  sxc      - OpenOffice.org 1.0 Spreadsheet [.sxc]
  vor3     - StarCalc 3.0 Template [.vor]
  vor4     - StarCalc 4.0 Template [.vor]
  vor      - StarCalc 5.0 Template [.vor]
  xhtml    - XHTML [.xhtml]
  xls      - Microsoft Excel 97/2000/XP [.xls]
  xls5     - Microsoft Excel 5.0 [.xls]
  xls95    - Microsoft Excel 95 [.xls]
  xlt      - Microsoft Excel 97/2000/XP Template [.xlt]
  xlt5     - Microsoft Excel 5.0 Template [.xlt]
  xlt95    - Microsoft Excel 95 Template [.xlt]
So, what's missing?  The newer Microsoft 'x' formats: docx, xlsx, etc. (Microsoft Office XML) are not listed, but conversion is still possible!  Let you mantra be  "unoconv is a command line utility that can convert any file format that OpenOffice can import, to any file format that OpenOffice is capable of exporting."

Using unoconv

To use unoconv, you first have to start the listener:

$ unoconv -l &  #the '&' backgrounds the process and returns control of the 
                 terminal winodow to your
[1] 9998        #9998 is the process number of the listener.

We can see that the listener is a python program and the killall command to cancel the listener would have to be directed at python.  To avoid killing other processes, 'kill 9998' should be used rather than 'killall python':

$ ps 9998
  PID TTY      STAT   TIME COMMAND
 9998 pts/0    Sl     0:00 /usr/bin/python /usr/bin/unoconv -l


With the listener running, conversion of documents is straight forward, as we can see from the help:

$ unoconv -h
usage: unoconv [options] file [file2 ..]

Convert from and to any format supported by OpenOffice

unoconv options:
  -c, --connection=string  use a custom connection string
  -d, --doctype=type       specify document type
                             (document, graphics, presentation, spreadsheet)
  -e, --export=name=value  set export filter options
                             eg. -e PageRange=1-2
  -f, --format=format      specify the output format
  -i, --import=string      set import filter option string
                             eg. -i utf8
  -l, --listener           start a listener to use by unoconv clients
  -o, --outputpath=name    output directory
      --pipe=name          alternative method of connection using a pipe
  -p, --port=port          specify the port (default: 2002)
                             to be used by client or listener
  -s, --server=server      specify the server address (default: localhost)
                             to be used by client or listener
  -t, --template=file      import the styles from template (.ott)
  -T, --timeout=secs       timeout after secs if connections to OpenOffice fail
      --show               list the available output formats
      --stdout             write output to stdout
  -v, --verbose            be more and more verbose

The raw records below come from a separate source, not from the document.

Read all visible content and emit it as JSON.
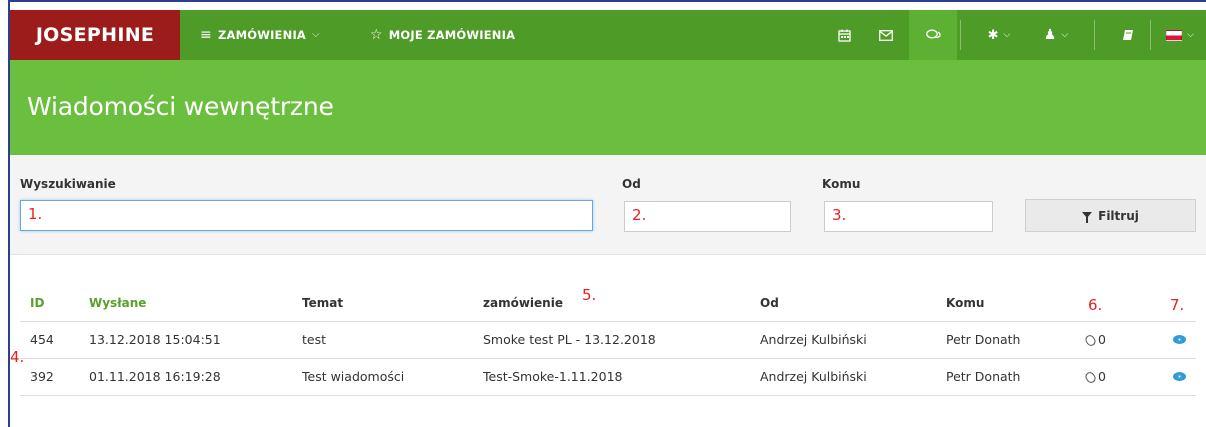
{
  "topbar": {
    "brand": "JOSEPHINE",
    "orders_label": "ZAMÓWIENIA",
    "orders_icon": "menu-icon",
    "my_orders_label": "MOJE ZAMÓWIENIA",
    "my_orders_icon": "star-icon",
    "right_icons": [
      "calendar-icon",
      "mail-icon",
      "chat-icon",
      "gear-icon",
      "user-icon",
      "book-icon",
      "flag-pl-icon"
    ],
    "colors": {
      "bar": "#4f9b27",
      "brand_bg": "#9c1c1c",
      "active": "#5cb135"
    }
  },
  "page": {
    "title": "Wiadomości wewnętrzne",
    "header_color": "#6bbf3e"
  },
  "filters": {
    "search_label": "Wyszukiwanie",
    "search_value": "1.",
    "from_label": "Od",
    "from_value": "2.",
    "to_label": "Komu",
    "to_value": "3.",
    "filter_button": "Filtruj"
  },
  "table": {
    "headers": {
      "id": "ID",
      "sent": "Wysłane",
      "subject": "Temat",
      "order": "zamówienie",
      "from": "Od",
      "to": "Komu"
    },
    "rows": [
      {
        "id": "454",
        "sent": "13.12.2018 15:04:51",
        "subject": "test",
        "order": "Smoke test PL - 13.12.2018",
        "from": "Andrzej Kulbiński",
        "to": "Petr Donath",
        "attachments": "0"
      },
      {
        "id": "392",
        "sent": "01.11.2018 16:19:28",
        "subject": "Test wiadomości",
        "order": "Test-Smoke-1.11.2018",
        "from": "Andrzej Kulbiński",
        "to": "Petr Donath",
        "attachments": "0"
      }
    ]
  },
  "annotations": {
    "a4": "4.",
    "a5": "5.",
    "a6": "6.",
    "a7": "7."
  }
}
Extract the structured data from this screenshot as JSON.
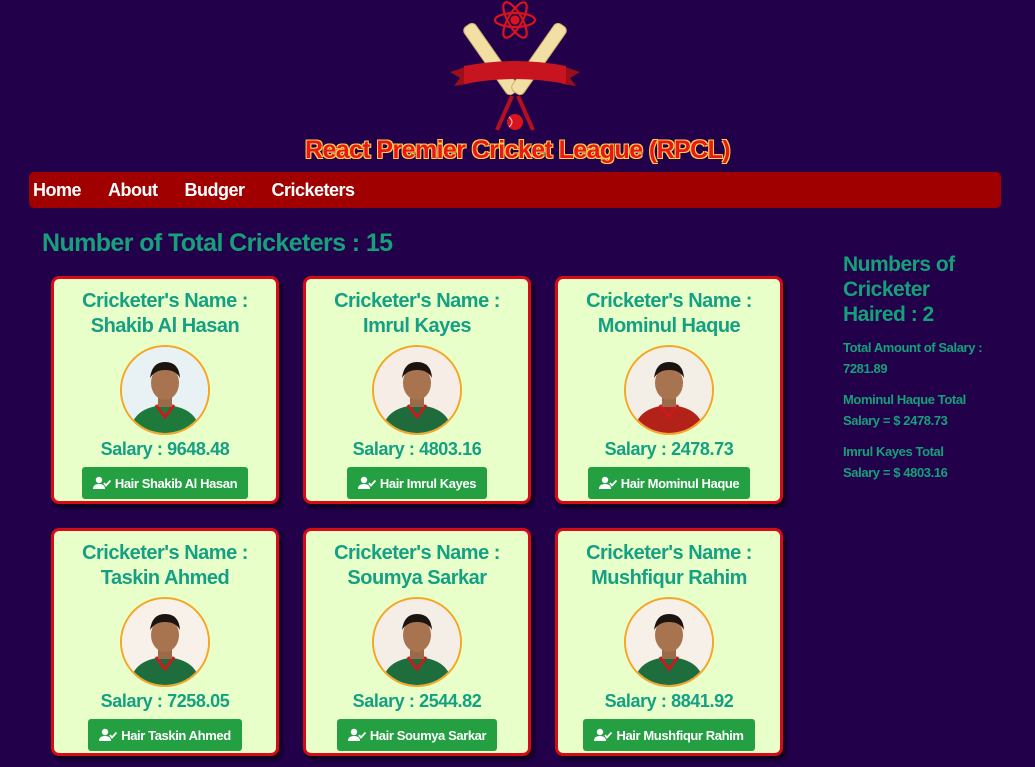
{
  "header": {
    "title": "React Premier Cricket League (RPCL)"
  },
  "nav": {
    "items": [
      "Home",
      "About",
      "Budger",
      "Cricketers"
    ]
  },
  "total": {
    "text": "Number of Total Cricketers : 15"
  },
  "cards": [
    {
      "name": "Cricketer's Name : Shakib Al Hasan",
      "salary": "Salary : 9648.48",
      "button": "Hair Shakib Al Hasan",
      "bg": "#e8f1f4",
      "jersey": "#1e7a3a"
    },
    {
      "name": "Cricketer's Name : Imrul Kayes",
      "salary": "Salary : 4803.16",
      "button": "Hair Imrul Kayes",
      "bg": "#f6ede6",
      "jersey": "#1f6b3c"
    },
    {
      "name": "Cricketer's Name : Mominul Haque",
      "salary": "Salary : 2478.73",
      "button": "Hair Mominul Haque",
      "bg": "#f3efe6",
      "jersey": "#b32218"
    },
    {
      "name": "Cricketer's Name : Taskin Ahmed",
      "salary": "Salary : 7258.05",
      "button": "Hair Taskin Ahmed",
      "bg": "#f7f1ea",
      "jersey": "#1e6e3d"
    },
    {
      "name": "Cricketer's Name : Soumya Sarkar",
      "salary": "Salary : 2544.82",
      "button": "Hair Soumya Sarkar",
      "bg": "#f4eee6",
      "jersey": "#1e6e3d"
    },
    {
      "name": "Cricketer's Name : Mushfiqur Rahim",
      "salary": "Salary : 8841.92",
      "button": "Hair Mushfiqur Rahim",
      "bg": "#f6f0e8",
      "jersey": "#1e6e3d"
    }
  ],
  "sidebar": {
    "count": "Numbers of Cricketer Haired : 2",
    "total_salary": "Total Amount of Salary : 7281.89",
    "hired": [
      "Mominul Haque Total Salary = $ 2478.73",
      "Imrul Kayes Total Salary = $ 4803.16"
    ]
  },
  "colors": {
    "background": "#22004a",
    "nav": "#a00000",
    "accent": "#16a07a",
    "card": "#e9ffc9",
    "button": "#24a043"
  },
  "icons": {
    "hire": "user-check-icon",
    "logo": "react-cricket-logo"
  }
}
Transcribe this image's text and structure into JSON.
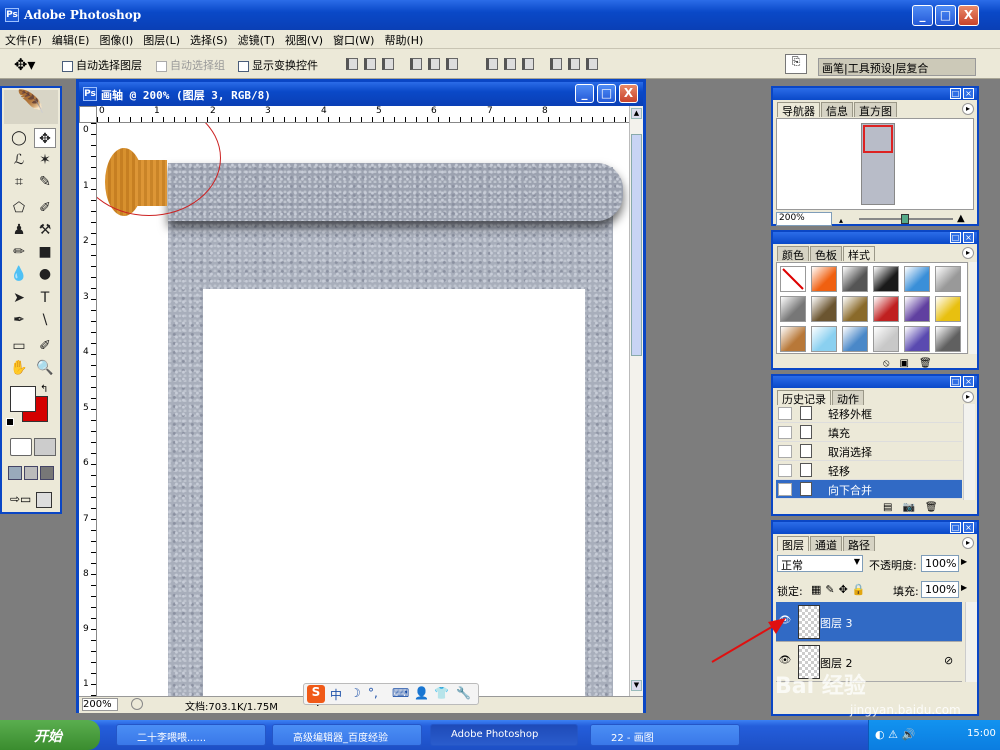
{
  "app": {
    "title": "Adobe Photoshop",
    "logo": "Ps",
    "controls": {
      "minimize": "_",
      "maximize": "□",
      "close": "X"
    }
  },
  "menu": [
    "文件(F)",
    "编辑(E)",
    "图像(I)",
    "图层(L)",
    "选择(S)",
    "滤镜(T)",
    "视图(V)",
    "窗口(W)",
    "帮助(H)"
  ],
  "options": {
    "move_icon": "move-tool-icon",
    "auto_select_layer": "自动选择图层",
    "auto_select_group": "自动选择组",
    "show_transform": "显示变换控件",
    "right_tabs": [
      "画笔",
      "工具预设",
      "层复合"
    ]
  },
  "toolbox": {
    "tools": [
      "◯",
      "✥",
      "ℒ",
      "✶",
      "⌗",
      "✎",
      "⬠",
      "✐",
      "♟",
      "⚒",
      "✏",
      "■",
      "💧",
      "●",
      "➤",
      "T",
      "✒",
      "\\",
      "▭",
      "✐",
      "✋",
      "🔍"
    ],
    "fg_color": "#ffffff",
    "bg_color": "#d40000"
  },
  "document": {
    "title": "画轴 @ 200% (图层 3, RGB/8)",
    "ruler_h": [
      "0",
      "1",
      "2",
      "3",
      "4",
      "5",
      "6",
      "7",
      "8"
    ],
    "ruler_v": [
      "0",
      "1",
      "2",
      "3",
      "4",
      "5",
      "6",
      "7",
      "8",
      "9",
      "1"
    ],
    "zoom": "200%",
    "doc_size": "文档:703.1K/1.75M",
    "ime": {
      "logo": "S",
      "mode": "中",
      "moon": "☽",
      "punct": "°,",
      "kb": "⌨",
      "user": "👤",
      "shirt": "👕",
      "tool": "🔧"
    }
  },
  "navigator": {
    "tabs": [
      "导航器",
      "信息",
      "直方图"
    ],
    "zoom": "200%"
  },
  "styles": {
    "tabs": [
      "颜色",
      "色板",
      "样式"
    ],
    "swatch_colors": [
      "#ffffff",
      "#f06010",
      "#555555",
      "#1a1a1a",
      "#3a8fd8",
      "#999999",
      "#777777",
      "#6b5530",
      "#8a6a2a",
      "#c02020",
      "#6040a0",
      "#e8c010",
      "#b87838",
      "#8ad0f0",
      "#4a88c8",
      "#c8c8c8",
      "#5a4ab0",
      "#606060"
    ]
  },
  "history": {
    "tabs": [
      "历史记录",
      "动作"
    ],
    "items": [
      "轻移外框",
      "填充",
      "取消选择",
      "轻移",
      "向下合并"
    ]
  },
  "layers": {
    "tabs": [
      "图层",
      "通道",
      "路径"
    ],
    "blend_mode": "正常",
    "opacity_label": "不透明度:",
    "opacity": "100%",
    "lock_label": "锁定:",
    "fill_label": "填充:",
    "fill": "100%",
    "items": [
      "图层 3",
      "图层 2"
    ]
  },
  "taskbar": {
    "start": "开始",
    "tasks": [
      "二十李喂喂......",
      "高级编辑器_百度经验",
      "Adobe Photoshop",
      "22 - 画图"
    ],
    "clock": "15:00"
  },
  "watermark": {
    "line1": "Bai 经验",
    "line2": "jingyan.baidu.com"
  }
}
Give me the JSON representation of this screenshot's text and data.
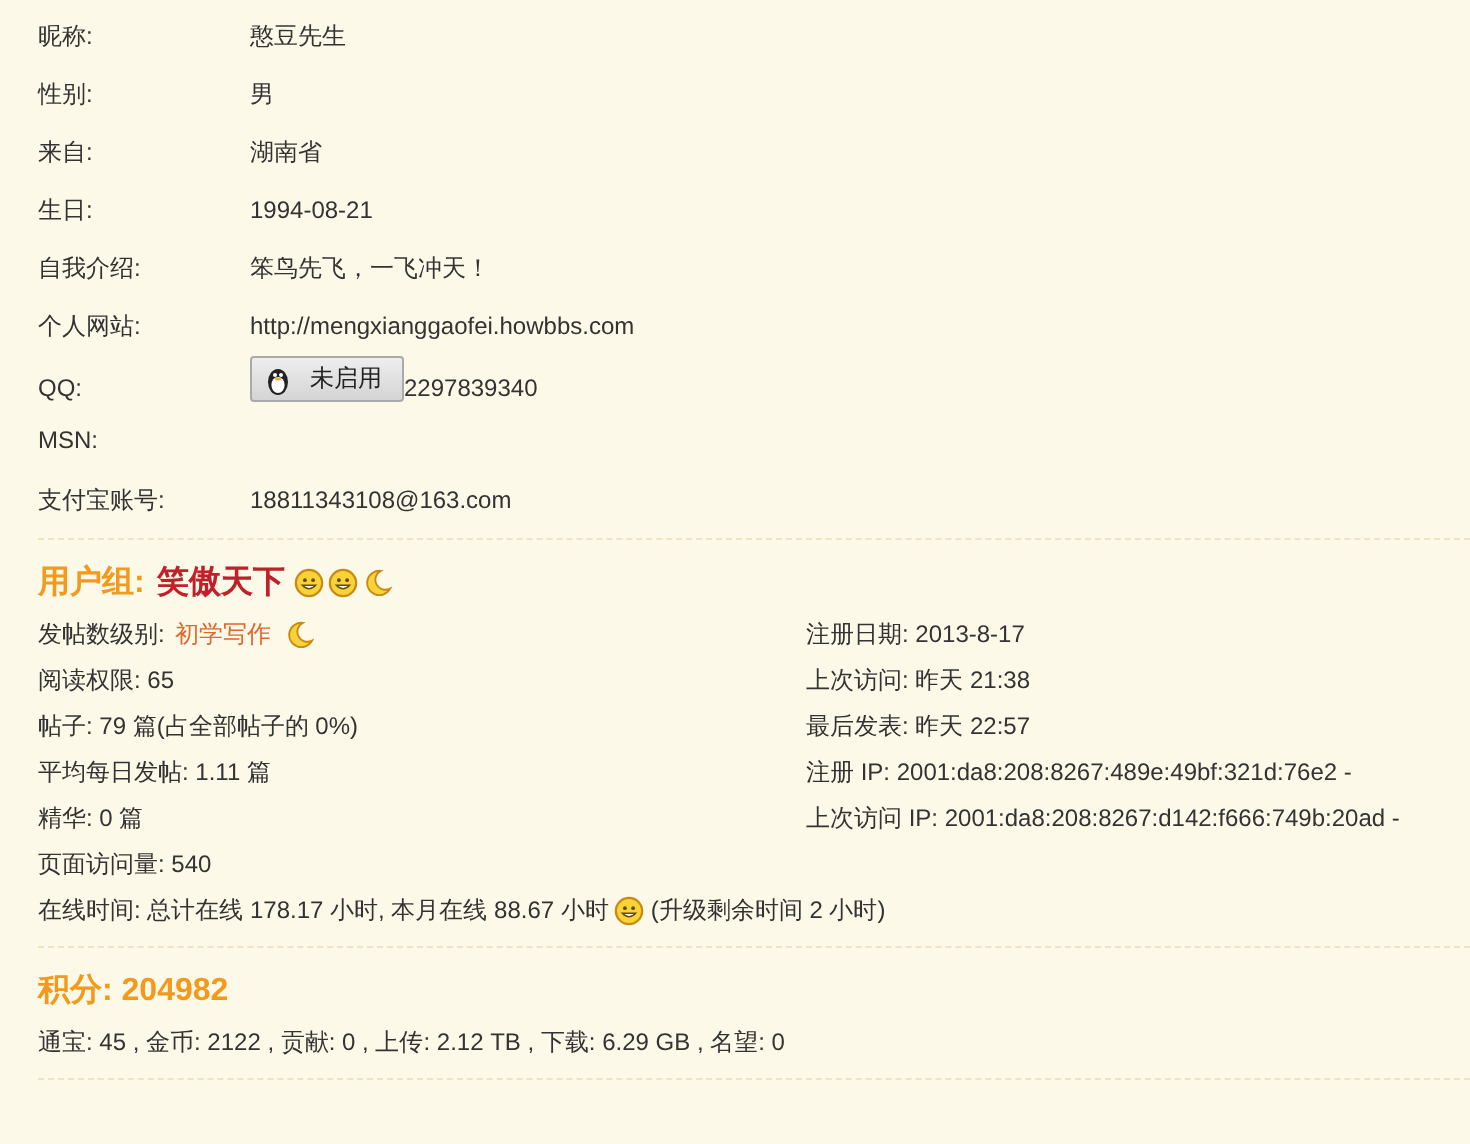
{
  "profile": [
    {
      "label": "昵称:",
      "value": "憨豆先生",
      "kind": "text"
    },
    {
      "label": "性别:",
      "value": "男",
      "kind": "text"
    },
    {
      "label": "来自:",
      "value": "湖南省",
      "kind": "text"
    },
    {
      "label": "生日:",
      "value": "1994-08-21",
      "kind": "text"
    },
    {
      "label": "自我介绍:",
      "value": "笨鸟先飞，一飞冲天！",
      "kind": "text"
    },
    {
      "label": "个人网站:",
      "value": "http://mengxianggaofei.howbbs.com",
      "kind": "text"
    },
    {
      "label": "QQ:",
      "button": "未启用",
      "value": "2297839340",
      "kind": "qq"
    },
    {
      "label": "MSN:",
      "kind": "text"
    },
    {
      "label": "支付宝账号:",
      "value": "18811343108@163.com",
      "kind": "text"
    }
  ],
  "group": {
    "label": "用户组:",
    "name": "笑傲天下",
    "badges": [
      {
        "kind": "smiley"
      },
      {
        "kind": "smiley"
      },
      {
        "kind": "moon"
      }
    ]
  },
  "stats_left": [
    {
      "kind": "rank",
      "label": "发帖数级别:",
      "value": "初学写作",
      "badges": [
        {
          "kind": "moon"
        }
      ]
    },
    {
      "kind": "text",
      "text": "阅读权限: 65"
    },
    {
      "kind": "text",
      "text": "帖子: 79 篇(占全部帖子的 0%)"
    },
    {
      "kind": "text",
      "text": "平均每日发帖: 1.11 篇"
    },
    {
      "kind": "text",
      "text": "精华: 0 篇"
    },
    {
      "kind": "text",
      "text": "页面访问量: 540"
    }
  ],
  "stats_right": [
    "注册日期: 2013-8-17",
    "上次访问: 昨天 21:38",
    "最后发表: 昨天 22:57",
    "注册 IP: 2001:da8:208:8267:489e:49bf:321d:76e2 -",
    "上次访问 IP: 2001:da8:208:8267:d142:f666:749b:20ad -"
  ],
  "online": {
    "text": "在线时间: 总计在线 178.17 小时, 本月在线 88.67 小时",
    "badges": [
      {
        "kind": "smiley"
      }
    ],
    "note": "(升级剩余时间 2 小时)"
  },
  "credits": {
    "title": "积分: 204982",
    "details": "通宝: 45 , 金币: 2122 , 贡献: 0 , 上传: 2.12 TB , 下载: 6.29 GB , 名望: 0"
  }
}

 So, in its simplest form, conversion takes the following form:

$ unoconv test.docx

The command will finish silently if successful.  It creates a .pdf by default in the same directory as the document.  Add the -f [fmt] option to convert to a different format, for example:

$ unoconv -f txt test.docx

When your conversion work is done, close the listener with:

$ kill 9998

Now you see why unoconv is number one!